> _AIM OF THE TASK_: Find and copy every line in the records that includes the string "para".
[Start of section]
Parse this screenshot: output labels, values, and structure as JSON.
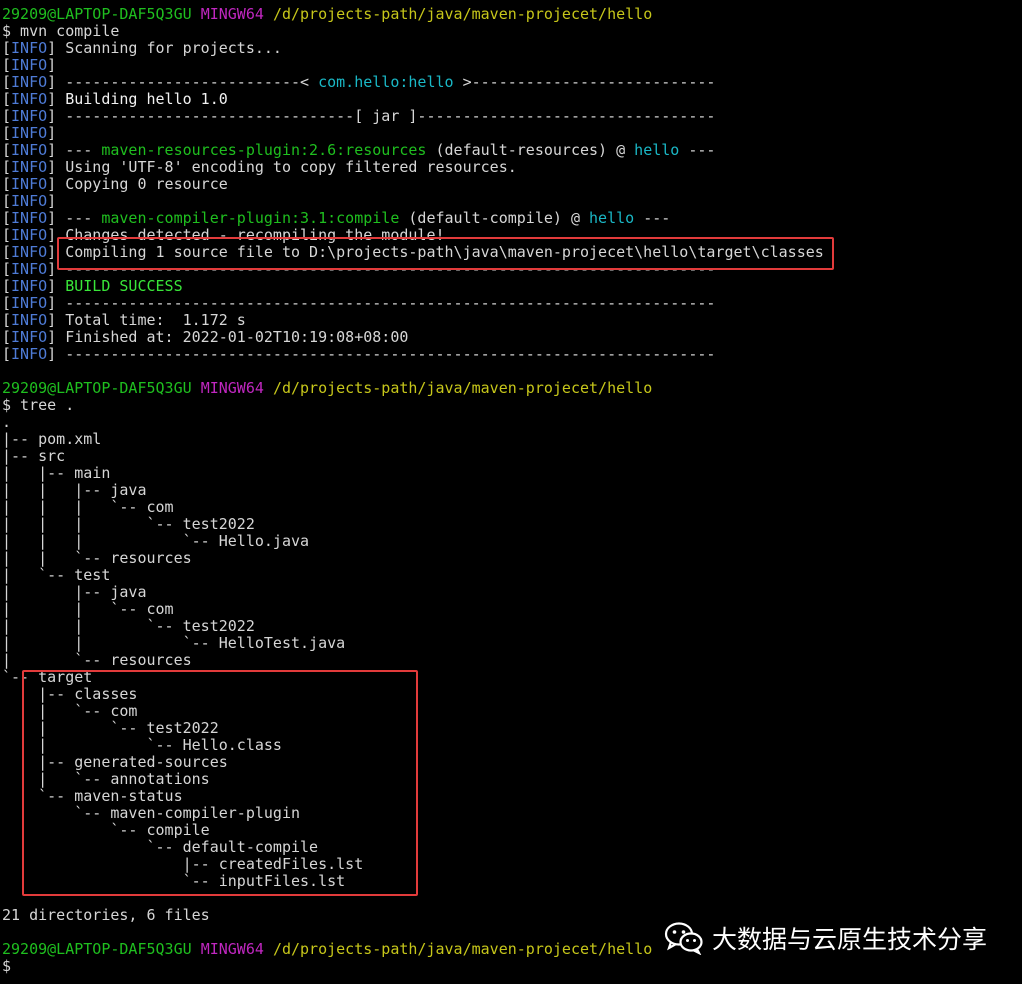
{
  "terminal": {
    "lines": [
      [
        {
          "t": "29209@LAPTOP-DAF5Q3GU ",
          "c": "green"
        },
        {
          "t": "MINGW64 ",
          "c": "magenta"
        },
        {
          "t": "/d/projects-path/java/maven-projecet/hello",
          "c": "yellow"
        }
      ],
      [
        {
          "t": "$ mvn compile"
        }
      ],
      [
        {
          "t": "[",
          "c": ""
        },
        {
          "t": "INFO",
          "c": "blue"
        },
        {
          "t": "] Scanning for projects..."
        }
      ],
      [
        {
          "t": "["
        },
        {
          "t": "INFO",
          "c": "blue"
        },
        {
          "t": "]"
        }
      ],
      [
        {
          "t": "["
        },
        {
          "t": "INFO",
          "c": "blue"
        },
        {
          "t": "] --------------------------< "
        },
        {
          "t": "com.hello:hello",
          "c": "cyan"
        },
        {
          "t": " >---------------------------"
        }
      ],
      [
        {
          "t": "["
        },
        {
          "t": "INFO",
          "c": "blue"
        },
        {
          "t": "] "
        },
        {
          "t": "Building hello 1.0",
          "c": "white"
        }
      ],
      [
        {
          "t": "["
        },
        {
          "t": "INFO",
          "c": "blue"
        },
        {
          "t": "] --------------------------------[ jar ]---------------------------------"
        }
      ],
      [
        {
          "t": "["
        },
        {
          "t": "INFO",
          "c": "blue"
        },
        {
          "t": "]"
        }
      ],
      [
        {
          "t": "["
        },
        {
          "t": "INFO",
          "c": "blue"
        },
        {
          "t": "] --- "
        },
        {
          "t": "maven-resources-plugin:2.6:resources",
          "c": "green"
        },
        {
          "t": " (default-resources) "
        },
        {
          "t": "@ "
        },
        {
          "t": "hello",
          "c": "cyan"
        },
        {
          "t": " ---"
        }
      ],
      [
        {
          "t": "["
        },
        {
          "t": "INFO",
          "c": "blue"
        },
        {
          "t": "] Using 'UTF-8' encoding to copy filtered resources."
        }
      ],
      [
        {
          "t": "["
        },
        {
          "t": "INFO",
          "c": "blue"
        },
        {
          "t": "] Copying 0 resource"
        }
      ],
      [
        {
          "t": "["
        },
        {
          "t": "INFO",
          "c": "blue"
        },
        {
          "t": "]"
        }
      ],
      [
        {
          "t": "["
        },
        {
          "t": "INFO",
          "c": "blue"
        },
        {
          "t": "] --- "
        },
        {
          "t": "maven-compiler-plugin:3.1:compile",
          "c": "green"
        },
        {
          "t": " (default-compile) @ "
        },
        {
          "t": "hello",
          "c": "cyan"
        },
        {
          "t": " ---"
        }
      ],
      [
        {
          "t": "["
        },
        {
          "t": "INFO",
          "c": "blue"
        },
        {
          "t": "] Changes detected - recompiling the module!"
        }
      ],
      [
        {
          "t": "["
        },
        {
          "t": "INFO",
          "c": "blue"
        },
        {
          "t": "] Compiling 1 source file to D:\\projects-path\\java\\maven-projecet\\hello\\target\\classes"
        }
      ],
      [
        {
          "t": "["
        },
        {
          "t": "INFO",
          "c": "blue"
        },
        {
          "t": "] ------------------------------------------------------------------------"
        }
      ],
      [
        {
          "t": "["
        },
        {
          "t": "INFO",
          "c": "blue"
        },
        {
          "t": "] "
        },
        {
          "t": "BUILD SUCCESS",
          "c": "bgreen"
        }
      ],
      [
        {
          "t": "["
        },
        {
          "t": "INFO",
          "c": "blue"
        },
        {
          "t": "] ------------------------------------------------------------------------"
        }
      ],
      [
        {
          "t": "["
        },
        {
          "t": "INFO",
          "c": "blue"
        },
        {
          "t": "] Total time:  1.172 s"
        }
      ],
      [
        {
          "t": "["
        },
        {
          "t": "INFO",
          "c": "blue"
        },
        {
          "t": "] Finished at: 2022-01-02T10:19:08+08:00"
        }
      ],
      [
        {
          "t": "["
        },
        {
          "t": "INFO",
          "c": "blue"
        },
        {
          "t": "] ------------------------------------------------------------------------"
        }
      ],
      [
        {
          "t": ""
        }
      ],
      [
        {
          "t": "29209@LAPTOP-DAF5Q3GU ",
          "c": "green"
        },
        {
          "t": "MINGW64 ",
          "c": "magenta"
        },
        {
          "t": "/d/projects-path/java/maven-projecet/hello",
          "c": "yellow"
        }
      ],
      [
        {
          "t": "$ tree ."
        }
      ],
      [
        {
          "t": "."
        }
      ],
      [
        {
          "t": "|-- pom.xml"
        }
      ],
      [
        {
          "t": "|-- src"
        }
      ],
      [
        {
          "t": "|   |-- main"
        }
      ],
      [
        {
          "t": "|   |   |-- java"
        }
      ],
      [
        {
          "t": "|   |   |   `-- com"
        }
      ],
      [
        {
          "t": "|   |   |       `-- test2022"
        }
      ],
      [
        {
          "t": "|   |   |           `-- Hello.java"
        }
      ],
      [
        {
          "t": "|   |   `-- resources"
        }
      ],
      [
        {
          "t": "|   `-- test"
        }
      ],
      [
        {
          "t": "|       |-- java"
        }
      ],
      [
        {
          "t": "|       |   `-- com"
        }
      ],
      [
        {
          "t": "|       |       `-- test2022"
        }
      ],
      [
        {
          "t": "|       |           `-- HelloTest.java"
        }
      ],
      [
        {
          "t": "|       `-- resources"
        }
      ],
      [
        {
          "t": "`-- target"
        }
      ],
      [
        {
          "t": "    |-- classes"
        }
      ],
      [
        {
          "t": "    |   `-- com"
        }
      ],
      [
        {
          "t": "    |       `-- test2022"
        }
      ],
      [
        {
          "t": "    |           `-- Hello.class"
        }
      ],
      [
        {
          "t": "    |-- generated-sources"
        }
      ],
      [
        {
          "t": "    |   `-- annotations"
        }
      ],
      [
        {
          "t": "    `-- maven-status"
        }
      ],
      [
        {
          "t": "        `-- maven-compiler-plugin"
        }
      ],
      [
        {
          "t": "            `-- compile"
        }
      ],
      [
        {
          "t": "                `-- default-compile"
        }
      ],
      [
        {
          "t": "                    |-- createdFiles.lst"
        }
      ],
      [
        {
          "t": "                    `-- inputFiles.lst"
        }
      ],
      [
        {
          "t": ""
        }
      ],
      [
        {
          "t": "21 directories, 6 files"
        }
      ],
      [
        {
          "t": ""
        }
      ],
      [
        {
          "t": "29209@LAPTOP-DAF5Q3GU ",
          "c": "green"
        },
        {
          "t": "MINGW64 ",
          "c": "magenta"
        },
        {
          "t": "/d/projects-path/java/maven-projecet/hello",
          "c": "yellow"
        }
      ],
      [
        {
          "t": "$"
        }
      ]
    ]
  },
  "watermark": {
    "text": "大数据与云原生技术分享",
    "icon": "wechat-icon"
  },
  "colors": {
    "background": "#000000",
    "highlight_border": "#e23b3b"
  }
}
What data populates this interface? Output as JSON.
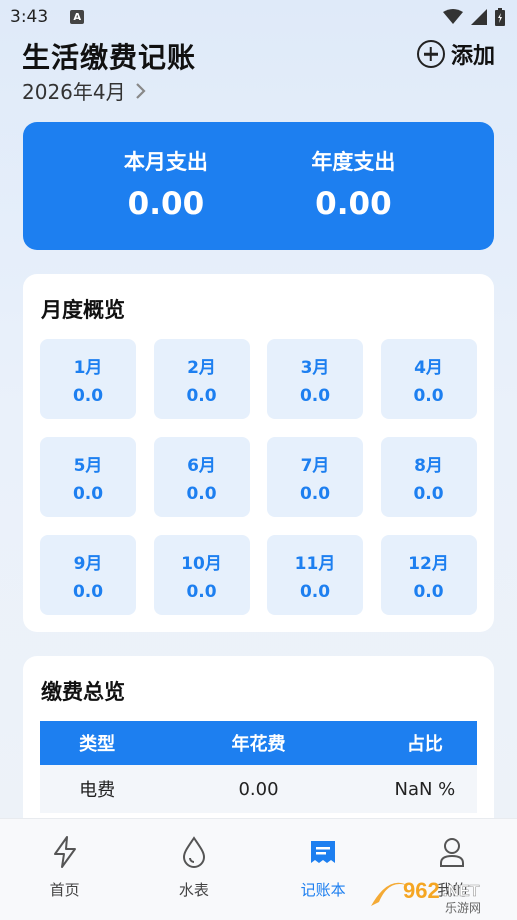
{
  "status_bar": {
    "time": "3:43",
    "notification_badge": "A"
  },
  "header": {
    "title": "生活缴费记账",
    "add_label": "添加",
    "current_month": "2026年4月"
  },
  "summary": {
    "monthly_label": "本月支出",
    "monthly_value": "0.00",
    "yearly_label": "年度支出",
    "yearly_value": "0.00"
  },
  "monthly_overview": {
    "heading": "月度概览",
    "months": [
      {
        "month": "1月",
        "value": "0.0"
      },
      {
        "month": "2月",
        "value": "0.0"
      },
      {
        "month": "3月",
        "value": "0.0"
      },
      {
        "month": "4月",
        "value": "0.0"
      },
      {
        "month": "5月",
        "value": "0.0"
      },
      {
        "month": "6月",
        "value": "0.0"
      },
      {
        "month": "7月",
        "value": "0.0"
      },
      {
        "month": "8月",
        "value": "0.0"
      },
      {
        "month": "9月",
        "value": "0.0"
      },
      {
        "month": "10月",
        "value": "0.0"
      },
      {
        "month": "11月",
        "value": "0.0"
      },
      {
        "month": "12月",
        "value": "0.0"
      }
    ]
  },
  "payment_overview": {
    "heading": "缴费总览",
    "columns": [
      "类型",
      "年花费",
      "占比"
    ],
    "rows": [
      {
        "type": "电费",
        "annual": "0.00",
        "ratio": "NaN %"
      }
    ]
  },
  "bottom_nav": {
    "items": [
      {
        "label": "首页",
        "icon": "lightning-icon"
      },
      {
        "label": "水表",
        "icon": "water-drop-icon"
      },
      {
        "label": "记账本",
        "icon": "ledger-icon"
      },
      {
        "label": "我的",
        "icon": "user-icon"
      }
    ],
    "active_index": 2
  },
  "watermark": {
    "text": "962.NET",
    "subtext": "乐游网"
  },
  "colors": {
    "accent": "#1d7ff0",
    "tile_bg": "#e6f0fc",
    "page_bg": "#e6eef9"
  }
}
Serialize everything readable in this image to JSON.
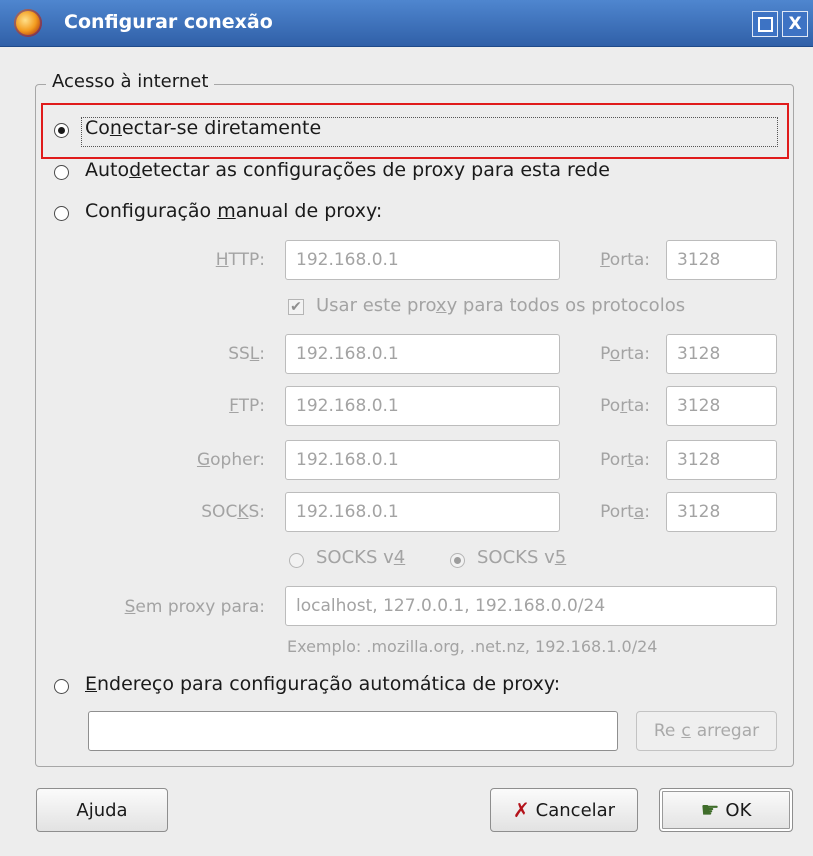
{
  "window": {
    "title": "Configurar conexão",
    "buttons": {
      "maximize_icon": "maximize-icon",
      "close_label": "X"
    }
  },
  "access": {
    "group_label": "Acesso à internet",
    "direct": {
      "pre": "Co",
      "accel": "n",
      "post": "ectar-se diretamente",
      "checked": true
    },
    "auto_detect": {
      "pre": "Auto",
      "accel": "d",
      "post": "etectar as configurações de proxy para esta rede",
      "checked": false
    },
    "manual": {
      "pre": "Configuração ",
      "accel": "m",
      "post": "anual de proxy:",
      "checked": false
    }
  },
  "proxy": {
    "http": {
      "label_pre": "",
      "label_accel": "H",
      "label_post": "TTP:",
      "value": "192.168.0.1",
      "port_pre": "",
      "port_accel": "P",
      "port_post": "orta:",
      "port": "3128"
    },
    "use_for_all": {
      "pre": "Usar este pro",
      "accel": "x",
      "post": "y para todos os protocolos",
      "checked": true
    },
    "ssl": {
      "label_pre": "SS",
      "label_accel": "L",
      "label_post": ":",
      "value": "192.168.0.1",
      "port_pre": "P",
      "port_accel": "o",
      "port_post": "rta:",
      "port": "3128"
    },
    "ftp": {
      "label_pre": "",
      "label_accel": "F",
      "label_post": "TP:",
      "value": "192.168.0.1",
      "port_pre": "Po",
      "port_accel": "r",
      "port_post": "ta:",
      "port": "3128"
    },
    "gopher": {
      "label_pre": "",
      "label_accel": "G",
      "label_post": "opher:",
      "value": "192.168.0.1",
      "port_pre": "Por",
      "port_accel": "t",
      "port_post": "a:",
      "port": "3128"
    },
    "socks": {
      "label_pre": "SOC",
      "label_accel": "K",
      "label_post": "S:",
      "value": "192.168.0.1",
      "port_pre": "Port",
      "port_accel": "a",
      "port_post": ":",
      "port": "3128"
    },
    "socks_v4": {
      "pre": "SOCKS v",
      "accel": "4",
      "post": "",
      "checked": false
    },
    "socks_v5": {
      "pre": "SOCKS v",
      "accel": "5",
      "post": "",
      "checked": true
    },
    "no_proxy": {
      "label_pre": "",
      "label_accel": "S",
      "label_post": "em proxy para:",
      "value": "localhost, 127.0.0.1, 192.168.0.0/24"
    },
    "example": "Exemplo: .mozilla.org, .net.nz, 192.168.1.0/24"
  },
  "auto_config": {
    "radio": {
      "pre": "",
      "accel": "E",
      "post": "ndereço para configuração automática de proxy:",
      "checked": false
    },
    "url_value": "",
    "reload": {
      "pre": "Re",
      "accel": "c",
      "post": "arregar"
    }
  },
  "footer": {
    "help_label": "Ajuda",
    "cancel_label": "Cancelar",
    "cancel_icon": "cancel-x-icon",
    "ok_label": "OK",
    "ok_icon": "ok-hand-icon"
  },
  "colors": {
    "titlebar": "#3d73c4",
    "highlight": "#e01b1b",
    "disabled_text": "#a3a3a3"
  }
}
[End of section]
> _COMPLETED EXERCISE_:
      "post": "etectar as configurações de proxy para esta rede",
      "post": "y para todos os protocolos",
      "label_post": "em proxy para:",
      "post": "ndereço para configuração automática de proxy:",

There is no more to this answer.